With more than 100 Fluffy homes now in government hands, Chief Minister Andrew Barr has stepped up his pressure on the owners holding out on the mass buyback.
With pilot demolitions of five Fluffy homes expected in late March, the government's offer to buy homes at market value ends on June 30. It is unclear what happens to owners who have not signed up by then, but the government has previously threatened compulsory acquisition and Mr Barr said any post June 30 offer would be less generous than the one on the table now.
"If there are home owners who are holding back with a view that the Government offer might get better, then I need to be clear that it won't," he said in a statement. "This is at the edge of affordability for the territory this offer."
Mr Barr did not elaborate on what would happen to residents who held out past the deadline, beyond saying they would have "missed the buyback" and would have to have an asbestos management plan in place.
Residents who don't sign up face having their addresses published when the government releases the list of Fluffy homes in the last week of June, and a range of onerous modifications to their homes to seal off the ceiling and wall spaces, including sealing all light fittings, fans, heating and cooling systems, vents, and gaps in floorboards, steps or decks, even garages where they access the subfloor.
When the ACT government purchases a property it door knocks and provides information regarding the status of the property to neighbours (including those at the side and back of the property). So neighbouring residents of purchased homes are aware of the status of a property.
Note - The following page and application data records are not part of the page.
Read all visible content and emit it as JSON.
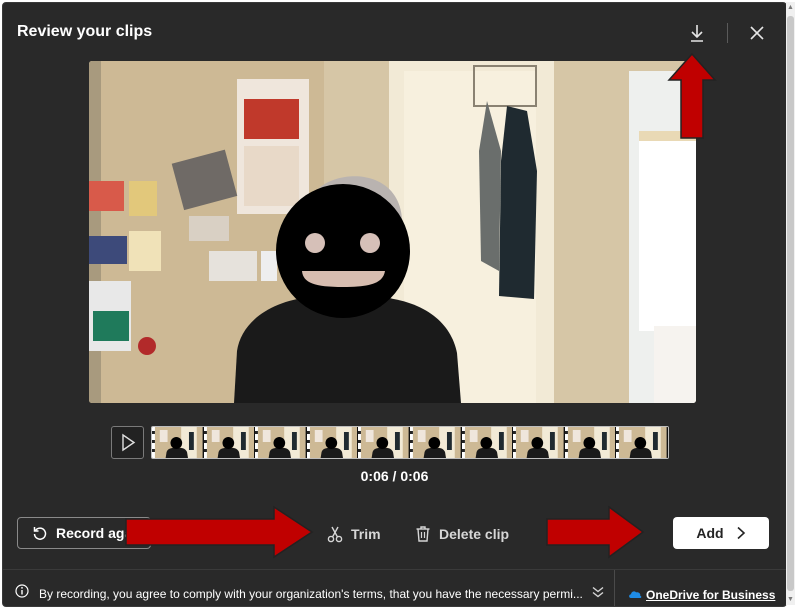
{
  "dialog": {
    "title": "Review your clips",
    "download_icon": "download-icon",
    "close_icon": "close-icon"
  },
  "player": {
    "play_icon": "play-icon",
    "current_time": "0:06",
    "duration": "0:06",
    "time_separator": "/",
    "thumbnail_count": 10
  },
  "actions": {
    "record_again_label": "Record again",
    "trim_label": "Trim",
    "delete_label": "Delete clip",
    "add_label": "Add"
  },
  "footer": {
    "notice": "By recording, you agree to comply with your organization's terms, that you have the necessary permi...",
    "storage_link": "OneDrive for Business"
  },
  "colors": {
    "dialog_bg": "#292929",
    "annotation_arrow": "#c00000",
    "primary_button": "#ffffff"
  }
}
A spokeswoman for the Asbestos Taskforce said five properties were to be demolished in late March, two of them public housing. Tenders for the demolitions were still being finalised with no timetable beyond the pilots yet.
Mr Barr said of the 1021 Fluffy owners, 470, or nearly half, had accepted the buyback offer. Another 211 had received an offer. In all, 869 had opted to have their properties valued.
The 104 homes in government ownership are spread around the city, most in the southern suburbs. Thirty-eight are in Woden and Weston Creek and 19 in Kambah and Wanniassa. Thirty-two homes are in Belconnen and the remaining 15 in the inner south and inner north. The taskforce would not release a more detailed breakdown of how many there were in specific suburbs, but said when the government bought a home it doorknocked neighbours, including those at the side and back, to ensure they were aware of its Fluffy status.
The government says it owns Fluffy houses in the following suburbs: Forrest, Ainslie, Downer, Griffith, Hackett, Narrabundah, O'Connor, Watson, Yarralumla; Kambah, Wanniassa; Chapman, Chifley, Curtin, Duffy, Farrer, Fisher, Garran, Holder, Hughes, Lyons, Mawson, Pearce, Rivett, Stirling, Torrens, Waramanga, Weston; Aranda, Charnwood, Cook, Evatt, Flynn, Giralang, Higgins, Holt, Latham, Macgregor, Macquarie, Melba, Page, Scullin, Spence, Weetangera.
Mr Barr continued to insist there would be no changes to the scheme, despite a group of owners still fighting to keep their homes. It will not fundamentally change," he said. "I have said previously, I remain confident that the current program is the fairest, most responsible and affordable response available."
While the long term plan for homes not in the buyback had not been finalised, ultimately, all the homes must be demolished, he said.